This research work looked at the concept and analysis of waterflooding as a means of enhancing oil production at commercial scale from oil reservoirs in the Niger Delta, south of Nigeria. It covers the linear flow profile of water injection through an input end (well 1) and production of oil and water at the output end (well 2). Relying on some basic assumptions, the researchers looked critically at solutions derived to show the relationship between relative permeability ratio and water saturations. This was inputted as data for performance prediction of waterflooding scheme. The researchers also looked at the fractional flow equations/ curves and fractional advance formulas/ curves with applicable sketches, illustrations, and graphs. We also evaluated the effect of waterflooding rates/ permeability ordering in Niger Delta oil reservoirs, the effectiveness of waterflooding scheme in these reservoirs, fractional flow of water during the waterflooding processes, the frontal advancement during waterflooding exercise, and the sweep/ displacement efficiencies of the whole process.
As at today, Nigeria is supposed to be well positioned to generate about 40000 MW of power on a daily basis for at least 68 years from the Country's indigenous gas reserves that is estimated at 181 Tcf. This enormous gas reserve makes Nigeria the largest gas superpower in Africa and the ninth largest in the world. Despite her massive gas resources, Nigeria generates only about 4000 KW of power from gas utilization in full operation from its gas-powered turbine plants.

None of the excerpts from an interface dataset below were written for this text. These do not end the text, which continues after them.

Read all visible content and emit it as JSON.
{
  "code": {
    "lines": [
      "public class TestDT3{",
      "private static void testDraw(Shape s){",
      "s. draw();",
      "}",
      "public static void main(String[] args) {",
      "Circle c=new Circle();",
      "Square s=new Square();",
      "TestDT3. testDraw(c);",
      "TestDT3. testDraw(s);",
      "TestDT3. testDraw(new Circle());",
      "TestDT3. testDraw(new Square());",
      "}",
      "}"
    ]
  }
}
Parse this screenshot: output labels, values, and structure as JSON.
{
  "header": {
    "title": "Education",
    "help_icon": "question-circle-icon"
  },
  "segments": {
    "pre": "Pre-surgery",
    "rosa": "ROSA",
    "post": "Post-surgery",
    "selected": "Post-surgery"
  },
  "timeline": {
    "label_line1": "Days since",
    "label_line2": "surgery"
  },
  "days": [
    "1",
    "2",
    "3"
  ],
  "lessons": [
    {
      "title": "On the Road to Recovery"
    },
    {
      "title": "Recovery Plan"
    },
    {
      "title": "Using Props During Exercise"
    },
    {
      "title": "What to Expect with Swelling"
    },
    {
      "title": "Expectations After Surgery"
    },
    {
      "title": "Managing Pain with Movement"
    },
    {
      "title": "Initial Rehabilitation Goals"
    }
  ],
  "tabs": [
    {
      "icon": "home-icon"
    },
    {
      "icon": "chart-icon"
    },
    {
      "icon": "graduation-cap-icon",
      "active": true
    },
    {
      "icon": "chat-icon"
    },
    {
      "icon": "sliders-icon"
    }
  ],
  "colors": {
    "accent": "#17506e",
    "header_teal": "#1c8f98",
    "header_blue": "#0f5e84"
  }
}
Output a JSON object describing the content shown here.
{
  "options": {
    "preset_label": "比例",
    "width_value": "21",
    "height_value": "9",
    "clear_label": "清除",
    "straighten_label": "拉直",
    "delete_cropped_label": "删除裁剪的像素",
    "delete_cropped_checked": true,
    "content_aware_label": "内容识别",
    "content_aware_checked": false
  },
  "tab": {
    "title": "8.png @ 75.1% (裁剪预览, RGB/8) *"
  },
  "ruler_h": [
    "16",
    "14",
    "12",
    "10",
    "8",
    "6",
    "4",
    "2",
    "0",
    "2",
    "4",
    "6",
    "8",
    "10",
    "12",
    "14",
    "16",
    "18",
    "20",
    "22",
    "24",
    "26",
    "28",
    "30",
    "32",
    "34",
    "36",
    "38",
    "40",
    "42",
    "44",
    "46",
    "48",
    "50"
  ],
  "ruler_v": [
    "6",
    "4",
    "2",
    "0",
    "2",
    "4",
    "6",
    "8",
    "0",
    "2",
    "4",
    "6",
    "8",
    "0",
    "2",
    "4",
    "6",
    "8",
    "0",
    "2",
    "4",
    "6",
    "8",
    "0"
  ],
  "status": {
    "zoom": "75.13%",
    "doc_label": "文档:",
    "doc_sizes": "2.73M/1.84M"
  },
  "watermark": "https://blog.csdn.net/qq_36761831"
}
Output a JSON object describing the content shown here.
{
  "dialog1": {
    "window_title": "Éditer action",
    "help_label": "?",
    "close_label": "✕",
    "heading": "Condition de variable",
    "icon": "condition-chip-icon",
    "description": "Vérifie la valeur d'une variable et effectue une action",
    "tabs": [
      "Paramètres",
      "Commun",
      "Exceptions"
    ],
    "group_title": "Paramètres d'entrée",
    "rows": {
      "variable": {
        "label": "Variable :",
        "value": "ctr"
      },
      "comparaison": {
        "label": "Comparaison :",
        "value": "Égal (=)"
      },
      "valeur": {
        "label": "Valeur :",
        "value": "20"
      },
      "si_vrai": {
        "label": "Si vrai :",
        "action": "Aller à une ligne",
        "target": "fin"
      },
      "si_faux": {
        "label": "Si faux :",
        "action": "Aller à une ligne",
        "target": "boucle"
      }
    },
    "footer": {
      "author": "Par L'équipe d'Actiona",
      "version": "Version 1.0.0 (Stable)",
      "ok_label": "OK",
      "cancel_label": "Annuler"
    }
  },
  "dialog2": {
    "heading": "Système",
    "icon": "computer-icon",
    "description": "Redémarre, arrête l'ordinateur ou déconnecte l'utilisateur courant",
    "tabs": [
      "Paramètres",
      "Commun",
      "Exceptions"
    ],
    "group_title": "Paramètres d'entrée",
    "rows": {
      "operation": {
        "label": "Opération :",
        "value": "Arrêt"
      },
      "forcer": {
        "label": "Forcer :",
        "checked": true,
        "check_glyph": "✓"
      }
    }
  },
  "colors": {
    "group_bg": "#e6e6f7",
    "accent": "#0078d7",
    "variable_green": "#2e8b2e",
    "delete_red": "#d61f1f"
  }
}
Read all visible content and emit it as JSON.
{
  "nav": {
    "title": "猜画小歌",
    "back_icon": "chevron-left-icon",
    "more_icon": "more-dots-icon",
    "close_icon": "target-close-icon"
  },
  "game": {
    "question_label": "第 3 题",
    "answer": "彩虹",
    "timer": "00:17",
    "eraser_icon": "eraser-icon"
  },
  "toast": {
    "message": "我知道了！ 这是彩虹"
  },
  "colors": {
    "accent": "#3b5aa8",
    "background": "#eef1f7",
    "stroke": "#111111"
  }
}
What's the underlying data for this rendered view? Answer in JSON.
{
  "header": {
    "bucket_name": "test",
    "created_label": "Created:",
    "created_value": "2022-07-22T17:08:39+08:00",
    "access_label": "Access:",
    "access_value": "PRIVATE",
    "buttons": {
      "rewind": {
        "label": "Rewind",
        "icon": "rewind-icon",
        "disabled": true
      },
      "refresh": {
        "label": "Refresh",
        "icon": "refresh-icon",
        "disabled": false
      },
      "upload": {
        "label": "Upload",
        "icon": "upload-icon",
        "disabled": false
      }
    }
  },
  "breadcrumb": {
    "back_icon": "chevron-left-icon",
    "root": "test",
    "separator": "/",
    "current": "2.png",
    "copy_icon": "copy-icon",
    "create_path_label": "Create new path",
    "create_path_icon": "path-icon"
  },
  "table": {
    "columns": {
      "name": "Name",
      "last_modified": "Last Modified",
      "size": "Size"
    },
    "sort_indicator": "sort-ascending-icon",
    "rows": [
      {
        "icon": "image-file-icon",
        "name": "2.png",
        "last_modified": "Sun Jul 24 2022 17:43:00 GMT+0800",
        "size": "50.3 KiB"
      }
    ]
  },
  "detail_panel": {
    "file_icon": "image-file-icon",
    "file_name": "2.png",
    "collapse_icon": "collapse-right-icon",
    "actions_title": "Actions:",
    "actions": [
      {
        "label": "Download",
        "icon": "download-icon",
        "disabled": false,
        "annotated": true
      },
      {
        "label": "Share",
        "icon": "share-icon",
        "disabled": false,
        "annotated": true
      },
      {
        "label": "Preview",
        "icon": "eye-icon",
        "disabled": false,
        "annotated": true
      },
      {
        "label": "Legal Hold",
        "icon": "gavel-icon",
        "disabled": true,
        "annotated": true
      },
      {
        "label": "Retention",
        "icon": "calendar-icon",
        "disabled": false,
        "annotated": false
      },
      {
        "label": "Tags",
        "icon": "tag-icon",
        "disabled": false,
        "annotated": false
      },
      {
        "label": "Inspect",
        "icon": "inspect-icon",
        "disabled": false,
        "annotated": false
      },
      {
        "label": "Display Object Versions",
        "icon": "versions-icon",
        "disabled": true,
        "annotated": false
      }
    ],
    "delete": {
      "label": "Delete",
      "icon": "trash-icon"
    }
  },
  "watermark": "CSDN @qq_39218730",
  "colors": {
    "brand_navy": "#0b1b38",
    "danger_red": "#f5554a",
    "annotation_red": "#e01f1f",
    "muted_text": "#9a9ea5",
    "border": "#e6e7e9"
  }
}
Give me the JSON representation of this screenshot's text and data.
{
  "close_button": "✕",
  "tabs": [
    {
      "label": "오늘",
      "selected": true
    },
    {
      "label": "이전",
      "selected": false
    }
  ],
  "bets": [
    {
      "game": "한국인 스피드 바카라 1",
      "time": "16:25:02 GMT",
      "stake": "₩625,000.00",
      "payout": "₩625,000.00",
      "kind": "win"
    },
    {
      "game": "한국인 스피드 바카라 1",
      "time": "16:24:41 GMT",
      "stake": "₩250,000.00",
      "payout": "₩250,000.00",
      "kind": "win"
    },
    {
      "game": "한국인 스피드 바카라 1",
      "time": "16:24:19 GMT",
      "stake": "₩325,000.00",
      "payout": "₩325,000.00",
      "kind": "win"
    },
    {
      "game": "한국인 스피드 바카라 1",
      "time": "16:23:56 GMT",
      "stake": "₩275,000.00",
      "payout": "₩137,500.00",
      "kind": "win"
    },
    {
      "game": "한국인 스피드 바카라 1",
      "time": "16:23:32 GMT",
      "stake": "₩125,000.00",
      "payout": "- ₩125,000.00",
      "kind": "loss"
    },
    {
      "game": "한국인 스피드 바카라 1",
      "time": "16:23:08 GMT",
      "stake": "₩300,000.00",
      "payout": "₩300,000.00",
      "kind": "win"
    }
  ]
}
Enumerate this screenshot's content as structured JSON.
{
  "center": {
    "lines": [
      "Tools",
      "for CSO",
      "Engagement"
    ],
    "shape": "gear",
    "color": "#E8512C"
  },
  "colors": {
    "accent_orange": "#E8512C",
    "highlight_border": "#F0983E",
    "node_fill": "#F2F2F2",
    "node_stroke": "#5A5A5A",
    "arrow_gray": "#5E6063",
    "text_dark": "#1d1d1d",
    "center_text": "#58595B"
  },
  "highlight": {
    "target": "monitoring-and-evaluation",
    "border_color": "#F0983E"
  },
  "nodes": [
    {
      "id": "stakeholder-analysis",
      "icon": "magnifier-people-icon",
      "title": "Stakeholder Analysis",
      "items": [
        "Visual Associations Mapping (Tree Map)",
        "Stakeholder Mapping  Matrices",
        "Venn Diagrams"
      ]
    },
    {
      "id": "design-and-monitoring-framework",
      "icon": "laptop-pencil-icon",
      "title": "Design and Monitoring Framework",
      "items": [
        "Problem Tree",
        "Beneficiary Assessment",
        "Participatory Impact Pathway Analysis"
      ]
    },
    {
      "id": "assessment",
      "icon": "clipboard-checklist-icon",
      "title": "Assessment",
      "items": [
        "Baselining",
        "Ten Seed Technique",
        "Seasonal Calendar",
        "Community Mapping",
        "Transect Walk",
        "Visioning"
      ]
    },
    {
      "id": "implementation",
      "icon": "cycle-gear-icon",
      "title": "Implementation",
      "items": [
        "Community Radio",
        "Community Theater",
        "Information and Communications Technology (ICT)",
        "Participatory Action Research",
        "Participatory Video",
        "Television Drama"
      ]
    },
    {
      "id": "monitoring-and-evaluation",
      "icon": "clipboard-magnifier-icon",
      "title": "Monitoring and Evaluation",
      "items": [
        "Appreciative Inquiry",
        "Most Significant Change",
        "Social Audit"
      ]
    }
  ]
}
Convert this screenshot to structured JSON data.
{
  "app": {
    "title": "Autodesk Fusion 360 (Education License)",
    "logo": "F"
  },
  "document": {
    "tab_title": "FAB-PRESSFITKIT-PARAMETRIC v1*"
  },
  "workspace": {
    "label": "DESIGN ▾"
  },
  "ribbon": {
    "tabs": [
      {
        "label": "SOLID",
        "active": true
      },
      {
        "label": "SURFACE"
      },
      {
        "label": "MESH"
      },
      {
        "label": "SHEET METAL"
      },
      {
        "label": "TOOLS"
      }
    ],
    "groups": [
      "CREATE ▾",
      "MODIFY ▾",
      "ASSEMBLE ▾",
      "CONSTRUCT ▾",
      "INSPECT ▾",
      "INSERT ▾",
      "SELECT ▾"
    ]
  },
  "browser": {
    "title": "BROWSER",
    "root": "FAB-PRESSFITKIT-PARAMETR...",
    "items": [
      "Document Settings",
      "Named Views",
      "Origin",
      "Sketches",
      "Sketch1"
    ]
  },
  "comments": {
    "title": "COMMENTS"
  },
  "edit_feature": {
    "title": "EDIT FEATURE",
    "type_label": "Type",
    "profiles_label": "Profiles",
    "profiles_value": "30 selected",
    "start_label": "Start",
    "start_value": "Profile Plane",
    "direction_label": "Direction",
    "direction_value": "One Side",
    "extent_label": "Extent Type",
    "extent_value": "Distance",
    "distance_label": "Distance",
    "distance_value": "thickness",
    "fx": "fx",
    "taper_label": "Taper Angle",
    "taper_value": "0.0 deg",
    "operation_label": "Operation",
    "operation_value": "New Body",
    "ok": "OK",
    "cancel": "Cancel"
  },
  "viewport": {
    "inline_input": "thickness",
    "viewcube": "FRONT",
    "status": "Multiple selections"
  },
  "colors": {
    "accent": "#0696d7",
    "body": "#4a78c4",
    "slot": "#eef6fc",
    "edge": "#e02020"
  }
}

This is not up to one-tenth of the abundance of its existing gas resources. Power generation and supply today in Nigeria is still very epileptic due to shortage of gas supply to its gas-powered turbine plants. As an overview, this research work focused on the enormous potentials and production capabilities of gas produced from tight gas sands and shale gas formations in the United States (Case 1) and outside the United States (Case 2). Our research work also looked at gas production from tight gas sands/shale gas formations and their respective potentials that are relevant to the economic growth of any nation (as in case 1 and 2 respectively). The intent of this study is to spur relevant stakeholders in Nigeria and other African countries to critically start looking at how best to harness the potentials of gas production from tight gas sands and shale gas formations. This can without doubt boost their nation's economy on commercial basis globally.
Enhanced Recovery of Heavy Oil in the Niger Delta using ISC
ISC reservoir candidacy/project screening criteria and selection
Hydraulic Fracturing from Unconventional Gas Reservoirs using the PKN hydraulic fracturing model
Oil productions from conventional reservoirs are rapidly declining worldwide. Hence, there is a serious need for the Nigerian government to start looking at viable thermal EOR methods such as in situ combustion (ISC) as a means of enhancing possible heavy oil production in its Niger Delta region. This study looked at the applicability of ISC using the Nelson and McNeil model by subjecting the model's equations, assumptions, and correlations (as outlined in the ISC Handbook; Partha, 1999 Partha, S. S. (1999). In-situ combustion handbook - principles and practices. Tulsa, OK: BDM Petroleum Technologies.) to a foreign scenario (Case 1) and a Nigerian scenario (Case 2) to evaluate and compare performances.